We know whole grain breads are better for us, but will we actually eat them, much less take time to bake them?
Yes, says beloved baking instructor Peter Reinhart, but only if they are very, very good. So Reinhart, with his decades of experience crafting amazing artisanal breads, has made it his mission to create whole grain breads that are nothing short of incredible.
In this follow-up to his award-winning book The Bread Baker's Apprentice, Reinhart offers groundbreaking methods for making whole grain breads that taste better than any you've ever had. And because his approach is also simpler and less labor intensive than conventional techniques, you'll choose to make and eat these breads. His fifty-five recipes for whole grain sandwich, hearth, and specialty breads, plus bagels, crackers, and more, incorporate widely available whole wheat flour as well as other flours and grains such as rye, barley, steel-cut oats, cornmeal, and quinoa. Each is so rich with flavor and satisfying texture that white-flour counterparts pale in comparison.
Written in Reinhart's famously clear style and accompanied by inspiring photographs, these recipes were perfected with the help of nearly 350 testers. Introductory chapters provide a tutorial, with step-by-step photographs, of the delayed fermentation method that is at the heart of these recipes, as well as a crash course in baking science, discussions of grains other than wheat, and more. Advanced bakers will relish Reinhart's innovative techniques and exacting scientific explanations, and beginning bakers will rejoice in the ease of baking wholesome breads with such extraordinary flavor.
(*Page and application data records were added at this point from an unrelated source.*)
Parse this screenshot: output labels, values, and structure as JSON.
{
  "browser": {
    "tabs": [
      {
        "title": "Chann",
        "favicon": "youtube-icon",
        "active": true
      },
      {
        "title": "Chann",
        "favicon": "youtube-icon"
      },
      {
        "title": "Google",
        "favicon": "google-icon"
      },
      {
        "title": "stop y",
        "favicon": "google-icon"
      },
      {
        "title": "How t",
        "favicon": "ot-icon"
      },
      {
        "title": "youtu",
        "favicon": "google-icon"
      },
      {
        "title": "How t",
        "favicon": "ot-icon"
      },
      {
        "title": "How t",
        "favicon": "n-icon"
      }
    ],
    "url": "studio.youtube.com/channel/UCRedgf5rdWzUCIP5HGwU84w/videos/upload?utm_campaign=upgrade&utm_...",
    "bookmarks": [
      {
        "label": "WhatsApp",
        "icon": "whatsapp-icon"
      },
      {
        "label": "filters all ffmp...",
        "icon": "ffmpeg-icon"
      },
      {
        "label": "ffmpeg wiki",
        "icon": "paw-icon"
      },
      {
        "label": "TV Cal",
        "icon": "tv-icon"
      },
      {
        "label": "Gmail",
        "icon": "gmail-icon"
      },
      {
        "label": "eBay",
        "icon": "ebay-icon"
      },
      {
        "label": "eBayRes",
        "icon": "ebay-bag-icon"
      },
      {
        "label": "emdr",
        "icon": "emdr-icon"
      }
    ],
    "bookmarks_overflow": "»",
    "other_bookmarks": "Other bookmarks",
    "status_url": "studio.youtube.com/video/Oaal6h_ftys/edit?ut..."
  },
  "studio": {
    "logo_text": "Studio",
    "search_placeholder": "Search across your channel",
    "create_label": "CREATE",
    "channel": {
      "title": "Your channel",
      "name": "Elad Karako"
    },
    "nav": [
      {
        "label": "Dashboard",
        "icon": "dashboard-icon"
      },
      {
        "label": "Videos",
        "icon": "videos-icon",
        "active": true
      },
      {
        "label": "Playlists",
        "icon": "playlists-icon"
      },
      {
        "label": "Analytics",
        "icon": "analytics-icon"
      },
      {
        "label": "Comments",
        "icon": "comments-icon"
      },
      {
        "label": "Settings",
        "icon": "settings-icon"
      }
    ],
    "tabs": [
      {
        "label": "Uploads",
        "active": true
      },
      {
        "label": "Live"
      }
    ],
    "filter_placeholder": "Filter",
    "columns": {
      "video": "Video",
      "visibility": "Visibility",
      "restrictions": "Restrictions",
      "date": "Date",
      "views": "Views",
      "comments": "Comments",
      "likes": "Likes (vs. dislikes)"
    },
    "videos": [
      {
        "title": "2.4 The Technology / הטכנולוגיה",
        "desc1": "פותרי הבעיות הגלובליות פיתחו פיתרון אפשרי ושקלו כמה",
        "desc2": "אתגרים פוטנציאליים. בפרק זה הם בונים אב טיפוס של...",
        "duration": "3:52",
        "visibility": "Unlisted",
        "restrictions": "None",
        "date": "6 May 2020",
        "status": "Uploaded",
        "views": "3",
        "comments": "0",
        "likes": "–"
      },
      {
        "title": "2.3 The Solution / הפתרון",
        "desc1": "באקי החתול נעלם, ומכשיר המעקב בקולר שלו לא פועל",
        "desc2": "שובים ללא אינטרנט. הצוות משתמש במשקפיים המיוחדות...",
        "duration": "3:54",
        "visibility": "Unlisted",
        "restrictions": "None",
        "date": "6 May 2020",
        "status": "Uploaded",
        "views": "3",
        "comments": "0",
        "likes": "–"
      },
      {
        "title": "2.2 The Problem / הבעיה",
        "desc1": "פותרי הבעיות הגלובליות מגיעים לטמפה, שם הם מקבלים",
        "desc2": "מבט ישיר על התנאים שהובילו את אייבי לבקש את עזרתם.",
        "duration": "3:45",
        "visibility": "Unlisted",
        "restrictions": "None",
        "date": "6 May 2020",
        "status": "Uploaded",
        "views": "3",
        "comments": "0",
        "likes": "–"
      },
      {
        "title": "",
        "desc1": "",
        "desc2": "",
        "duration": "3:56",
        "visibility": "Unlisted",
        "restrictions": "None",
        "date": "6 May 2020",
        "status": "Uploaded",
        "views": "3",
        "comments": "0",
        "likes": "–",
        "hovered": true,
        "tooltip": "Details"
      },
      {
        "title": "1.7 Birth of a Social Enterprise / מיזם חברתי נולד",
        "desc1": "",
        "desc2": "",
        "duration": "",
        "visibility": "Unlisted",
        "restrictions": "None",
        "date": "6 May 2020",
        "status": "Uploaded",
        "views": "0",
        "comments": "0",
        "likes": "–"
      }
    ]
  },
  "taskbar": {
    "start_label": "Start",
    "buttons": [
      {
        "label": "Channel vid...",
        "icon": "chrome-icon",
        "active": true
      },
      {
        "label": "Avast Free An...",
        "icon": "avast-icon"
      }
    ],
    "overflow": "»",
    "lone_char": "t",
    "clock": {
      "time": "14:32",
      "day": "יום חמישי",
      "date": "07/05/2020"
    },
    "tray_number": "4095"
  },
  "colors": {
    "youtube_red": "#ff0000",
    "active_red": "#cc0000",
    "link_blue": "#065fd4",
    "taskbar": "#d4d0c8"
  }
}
Peter Reinhart is a baking instructor and faculty member at Johnson and Wales University in Charlotte, North Carolina. He was the cofounder of Brother Juniper's Bakery in Santa Rosa, California, and is the author of six books on bread baking, including Brother Juniper's Bread Book, Crust and Crumb, and the 2002 James Beard Cookbook of the Year and IACP Cookbook of the Year, The Bread Baker's Apprentice.